[PROVIDED DATA Boundary: Start]
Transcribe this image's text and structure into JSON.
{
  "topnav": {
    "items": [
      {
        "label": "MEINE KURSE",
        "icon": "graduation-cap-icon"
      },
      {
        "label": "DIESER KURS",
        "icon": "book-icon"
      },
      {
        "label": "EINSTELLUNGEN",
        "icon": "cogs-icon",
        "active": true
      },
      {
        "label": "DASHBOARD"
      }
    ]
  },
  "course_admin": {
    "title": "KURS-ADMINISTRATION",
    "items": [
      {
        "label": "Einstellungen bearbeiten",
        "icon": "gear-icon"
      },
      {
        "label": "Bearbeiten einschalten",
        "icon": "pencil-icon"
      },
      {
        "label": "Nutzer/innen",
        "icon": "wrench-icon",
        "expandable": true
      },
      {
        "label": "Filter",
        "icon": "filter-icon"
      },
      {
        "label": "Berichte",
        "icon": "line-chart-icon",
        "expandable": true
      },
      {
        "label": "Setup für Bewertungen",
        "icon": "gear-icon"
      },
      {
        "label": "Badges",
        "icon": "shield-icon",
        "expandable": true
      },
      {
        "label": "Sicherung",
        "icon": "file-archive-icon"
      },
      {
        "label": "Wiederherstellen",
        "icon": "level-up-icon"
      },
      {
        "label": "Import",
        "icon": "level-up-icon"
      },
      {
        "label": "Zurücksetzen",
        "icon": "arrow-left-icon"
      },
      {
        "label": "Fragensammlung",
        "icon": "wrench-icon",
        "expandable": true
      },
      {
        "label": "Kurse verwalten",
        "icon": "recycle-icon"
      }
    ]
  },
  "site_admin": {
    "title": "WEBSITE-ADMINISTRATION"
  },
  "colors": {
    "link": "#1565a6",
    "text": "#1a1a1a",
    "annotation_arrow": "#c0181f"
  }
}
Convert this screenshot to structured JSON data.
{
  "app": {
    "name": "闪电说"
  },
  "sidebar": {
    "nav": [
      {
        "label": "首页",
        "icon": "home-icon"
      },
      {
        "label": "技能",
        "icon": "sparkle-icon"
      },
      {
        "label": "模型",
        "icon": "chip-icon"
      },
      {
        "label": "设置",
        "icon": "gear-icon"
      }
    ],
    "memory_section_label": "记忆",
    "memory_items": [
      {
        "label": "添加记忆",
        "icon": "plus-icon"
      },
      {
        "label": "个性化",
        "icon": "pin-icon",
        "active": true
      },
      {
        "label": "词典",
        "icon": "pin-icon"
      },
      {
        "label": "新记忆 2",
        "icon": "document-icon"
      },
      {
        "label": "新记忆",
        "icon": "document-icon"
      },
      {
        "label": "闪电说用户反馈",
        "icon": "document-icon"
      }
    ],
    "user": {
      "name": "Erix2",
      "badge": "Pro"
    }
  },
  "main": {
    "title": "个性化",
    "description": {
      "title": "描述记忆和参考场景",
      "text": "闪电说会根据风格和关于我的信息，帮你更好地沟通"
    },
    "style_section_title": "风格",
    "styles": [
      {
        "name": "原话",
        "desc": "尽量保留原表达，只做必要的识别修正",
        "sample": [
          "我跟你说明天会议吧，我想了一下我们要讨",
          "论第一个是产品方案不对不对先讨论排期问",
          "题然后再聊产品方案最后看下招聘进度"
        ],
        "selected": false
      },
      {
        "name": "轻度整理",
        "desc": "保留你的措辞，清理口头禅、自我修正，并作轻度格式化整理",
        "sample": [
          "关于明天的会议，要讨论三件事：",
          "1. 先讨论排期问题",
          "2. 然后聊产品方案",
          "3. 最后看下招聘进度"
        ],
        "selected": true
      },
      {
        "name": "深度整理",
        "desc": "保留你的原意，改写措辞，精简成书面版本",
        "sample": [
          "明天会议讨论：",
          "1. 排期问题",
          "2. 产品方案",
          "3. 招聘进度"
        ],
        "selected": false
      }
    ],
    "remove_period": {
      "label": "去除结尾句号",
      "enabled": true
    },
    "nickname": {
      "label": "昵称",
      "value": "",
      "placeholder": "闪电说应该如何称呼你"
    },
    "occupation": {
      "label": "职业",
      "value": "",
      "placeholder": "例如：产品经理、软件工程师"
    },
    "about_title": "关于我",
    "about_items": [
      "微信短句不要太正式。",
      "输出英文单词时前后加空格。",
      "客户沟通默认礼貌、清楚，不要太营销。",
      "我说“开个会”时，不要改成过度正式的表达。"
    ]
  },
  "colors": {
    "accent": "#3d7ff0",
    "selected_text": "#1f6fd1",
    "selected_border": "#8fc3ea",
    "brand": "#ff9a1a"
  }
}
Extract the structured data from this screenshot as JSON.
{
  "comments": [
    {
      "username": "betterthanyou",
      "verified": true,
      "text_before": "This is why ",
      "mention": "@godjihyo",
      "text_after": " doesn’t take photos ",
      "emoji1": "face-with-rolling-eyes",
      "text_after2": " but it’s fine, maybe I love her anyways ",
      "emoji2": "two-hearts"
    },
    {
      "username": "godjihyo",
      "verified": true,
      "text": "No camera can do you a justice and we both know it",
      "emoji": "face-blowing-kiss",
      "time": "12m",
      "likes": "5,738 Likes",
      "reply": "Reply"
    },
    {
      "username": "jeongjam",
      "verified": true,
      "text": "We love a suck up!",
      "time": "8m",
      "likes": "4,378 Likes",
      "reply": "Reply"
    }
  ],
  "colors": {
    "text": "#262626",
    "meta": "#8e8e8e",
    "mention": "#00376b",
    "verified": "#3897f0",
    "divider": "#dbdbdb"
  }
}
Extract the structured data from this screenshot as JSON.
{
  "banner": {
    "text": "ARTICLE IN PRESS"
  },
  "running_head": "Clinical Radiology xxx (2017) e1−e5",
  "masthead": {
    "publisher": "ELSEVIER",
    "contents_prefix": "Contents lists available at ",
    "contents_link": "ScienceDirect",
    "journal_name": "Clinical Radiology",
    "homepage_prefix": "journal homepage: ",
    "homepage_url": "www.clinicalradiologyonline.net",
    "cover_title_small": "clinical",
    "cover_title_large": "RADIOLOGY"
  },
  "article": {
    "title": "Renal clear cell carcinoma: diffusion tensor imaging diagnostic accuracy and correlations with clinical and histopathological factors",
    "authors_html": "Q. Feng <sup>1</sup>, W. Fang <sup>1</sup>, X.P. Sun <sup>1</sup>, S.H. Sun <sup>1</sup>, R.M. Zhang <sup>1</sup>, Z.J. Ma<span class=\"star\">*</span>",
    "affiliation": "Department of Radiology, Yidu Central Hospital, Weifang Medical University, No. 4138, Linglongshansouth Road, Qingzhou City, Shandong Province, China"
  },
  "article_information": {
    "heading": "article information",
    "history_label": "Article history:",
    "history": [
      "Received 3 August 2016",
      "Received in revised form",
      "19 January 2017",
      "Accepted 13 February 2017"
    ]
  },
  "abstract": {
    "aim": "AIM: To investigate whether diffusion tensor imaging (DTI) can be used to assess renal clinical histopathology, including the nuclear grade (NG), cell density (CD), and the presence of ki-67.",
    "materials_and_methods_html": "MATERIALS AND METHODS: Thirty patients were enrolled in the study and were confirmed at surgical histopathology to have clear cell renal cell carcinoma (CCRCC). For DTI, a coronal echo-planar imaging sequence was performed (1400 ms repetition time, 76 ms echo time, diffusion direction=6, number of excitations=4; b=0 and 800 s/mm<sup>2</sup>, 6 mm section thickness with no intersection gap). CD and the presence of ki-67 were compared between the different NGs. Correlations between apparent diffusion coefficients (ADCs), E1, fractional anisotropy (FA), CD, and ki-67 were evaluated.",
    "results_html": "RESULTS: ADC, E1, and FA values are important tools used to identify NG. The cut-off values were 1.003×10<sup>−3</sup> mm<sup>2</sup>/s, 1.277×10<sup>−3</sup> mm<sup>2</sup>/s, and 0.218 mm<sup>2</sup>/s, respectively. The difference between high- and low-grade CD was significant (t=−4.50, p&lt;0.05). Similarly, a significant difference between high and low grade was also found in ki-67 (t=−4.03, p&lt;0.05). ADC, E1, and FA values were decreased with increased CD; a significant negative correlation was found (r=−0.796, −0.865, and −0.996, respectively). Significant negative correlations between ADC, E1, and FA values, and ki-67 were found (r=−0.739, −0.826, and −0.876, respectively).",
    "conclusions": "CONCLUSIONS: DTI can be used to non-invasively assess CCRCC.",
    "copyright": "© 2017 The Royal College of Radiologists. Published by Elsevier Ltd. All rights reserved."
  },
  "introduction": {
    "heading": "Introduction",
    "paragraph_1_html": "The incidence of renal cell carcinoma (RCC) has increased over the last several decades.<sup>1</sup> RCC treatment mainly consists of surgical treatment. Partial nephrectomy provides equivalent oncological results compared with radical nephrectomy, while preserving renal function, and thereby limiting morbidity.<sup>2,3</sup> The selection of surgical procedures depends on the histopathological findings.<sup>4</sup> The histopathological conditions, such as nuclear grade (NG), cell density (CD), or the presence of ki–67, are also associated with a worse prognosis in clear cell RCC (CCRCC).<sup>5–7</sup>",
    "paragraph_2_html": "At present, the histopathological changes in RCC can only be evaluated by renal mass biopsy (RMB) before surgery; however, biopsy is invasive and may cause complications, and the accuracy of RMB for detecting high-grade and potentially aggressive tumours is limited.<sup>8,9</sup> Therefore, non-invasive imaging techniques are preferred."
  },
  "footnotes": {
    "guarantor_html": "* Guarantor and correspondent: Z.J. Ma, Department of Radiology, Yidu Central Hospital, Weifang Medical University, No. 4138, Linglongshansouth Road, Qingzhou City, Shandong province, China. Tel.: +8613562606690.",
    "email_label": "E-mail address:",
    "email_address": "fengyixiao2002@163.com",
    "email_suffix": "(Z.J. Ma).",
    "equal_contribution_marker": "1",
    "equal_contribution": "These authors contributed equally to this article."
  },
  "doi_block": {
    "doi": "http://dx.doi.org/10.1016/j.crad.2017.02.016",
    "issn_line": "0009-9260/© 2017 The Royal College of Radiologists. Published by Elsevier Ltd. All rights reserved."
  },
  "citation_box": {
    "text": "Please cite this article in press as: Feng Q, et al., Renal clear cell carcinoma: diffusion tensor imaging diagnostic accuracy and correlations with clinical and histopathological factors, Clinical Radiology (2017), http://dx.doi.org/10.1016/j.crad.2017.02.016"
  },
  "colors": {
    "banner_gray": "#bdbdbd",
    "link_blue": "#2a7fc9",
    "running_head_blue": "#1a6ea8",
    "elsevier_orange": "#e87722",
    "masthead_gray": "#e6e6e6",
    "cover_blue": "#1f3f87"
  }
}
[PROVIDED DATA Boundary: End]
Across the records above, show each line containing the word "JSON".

Transcribe this image's text and structure into JSON.
Convert this screenshot to structured JSON data.
Extract the structured data from this screenshot as JSON.
Extract the structured data from this screenshot as JSON.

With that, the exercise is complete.